Both the workforce and material deployment of INEC have enough room for a good job. Two, the state is currently under threat of a shut-down by elements of the Independent Peoples of Biafra (IPOB). That, in itself, is enough trouble however abated it may seem since the Python Dance 11. It will be stretching our luck too far by provoking mass hysteria through avoidable partisanship. Three, and perhaps the greatest of the reasons, is the possible provocation of the fractious youth of the Omambala region.
You may not be aware of this, but the Omambala area is the flashpoint of violence in the state. Because of the rotation arrangement, two of the frontline contenders in the race are from the area.
This area is a veritable ground for recruitment of “militants”, and till date bears the record as having fought the longest fratricidal war in the history of the state. Without sounding an alarmist, another kind of job would be created for the security agents should INEC mismanage the election. As a rule, Anambra is a pleasant state to govern. The people have no great expectations from government. They are sufficient onto themselves and can, on occasion, stand in for government. The state occupies a foremost position in Igbo land because of her unique potentials. It is not without reason that elections in the state are treated with great care. Anambra voters are sophisticated and do not need encouragement to accept or reject a leader as they deem wise. However, if deprived the right of choice, they can prove most intractable. The state can make noise enough to get the nation worried. We are not unaware of how important a peaceful Anambra State is to Nigeria and vice versa. It will be wrong to task the peace by doing anything untoward during the election. A challenged governorship election in Anambra State may worsen the volatile peace in the country. For this reason, our dear INEC, I decided to write you in the hope that you will resist every attempt to exact your office for the success of any candidate in this election.

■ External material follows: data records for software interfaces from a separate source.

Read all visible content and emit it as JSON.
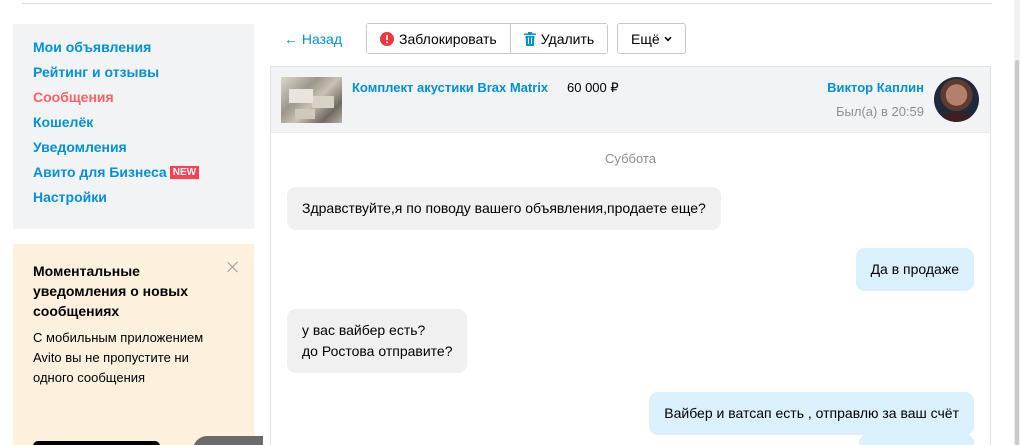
{
  "sidebar": {
    "items": [
      {
        "label": "Мои объявления",
        "active": false
      },
      {
        "label": "Рейтинг и отзывы",
        "active": false
      },
      {
        "label": "Сообщения",
        "active": true
      },
      {
        "label": "Кошелёк",
        "active": false
      },
      {
        "label": "Уведомления",
        "active": false
      },
      {
        "label": "Авито для Бизнеса",
        "active": false,
        "badge": "NEW"
      },
      {
        "label": "Настройки",
        "active": false
      }
    ]
  },
  "promo": {
    "title": "Моментальные уведомления о новых сообщениях",
    "text": "С мобильным приложением Avito вы не пропустите ни одного сообщения"
  },
  "toolbar": {
    "back_label": "← Назад",
    "block_label": "Заблокировать",
    "delete_label": "Удалить",
    "more_label": "Ещё"
  },
  "chat": {
    "ad_title": "Комплект акустики Brax Matrix",
    "ad_price": "60 000 ₽",
    "seller_name": "Виктор Каплин",
    "seller_last_seen": "Был(а) в 20:59",
    "day_label": "Суббота",
    "messages": [
      {
        "direction": "in",
        "text": "Здравствуйте,я по поводу вашего объявления,продаете еще?"
      },
      {
        "direction": "out",
        "text": "Да в продаже"
      },
      {
        "direction": "in",
        "text": "у вас вайбер есть?\nдо Ростова отправите?"
      },
      {
        "direction": "out",
        "text": "Вайбер и ватсап есть , отправлю за ваш счёт"
      },
      {
        "direction": "out",
        "text": ""
      }
    ]
  },
  "colors": {
    "link": "#0091d9",
    "active": "#ff6163",
    "badge": "#ff4053",
    "incoming_bubble": "#f0f0f0",
    "outgoing_bubble": "#dbf0fd",
    "promo_bg": "#fdf1dd"
  },
  "icons": {
    "block": "exclamation-circle-icon",
    "delete": "trash-icon",
    "more": "chevron-down-icon",
    "close": "close-icon"
  }
}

It will be a disservice to our people if their effort on November 18 is made of no effect just to satisfy a few interests. Our people appreciate the rat race involved in this election and cannot pretend to be unmindful of efforts by those who boast of their contacts in high places in Abuja to subvert the will of the people. But to achieve that through any connivance with the refeering authority will spell a lot of trouble for everybody.
You owe the state a duty to resist any temptation and or intimidation by those determined to lead the state against the dictates of her conscience. What happens from November 19, whether there will be a peaceful Anambra or not, derives from how fairly you choose to conduct the election. I shall be content to bother you less with an unnecessarily long letter for I know you must be busy. Again, may the good Lord speed you!
Anyaduba writes from Abatete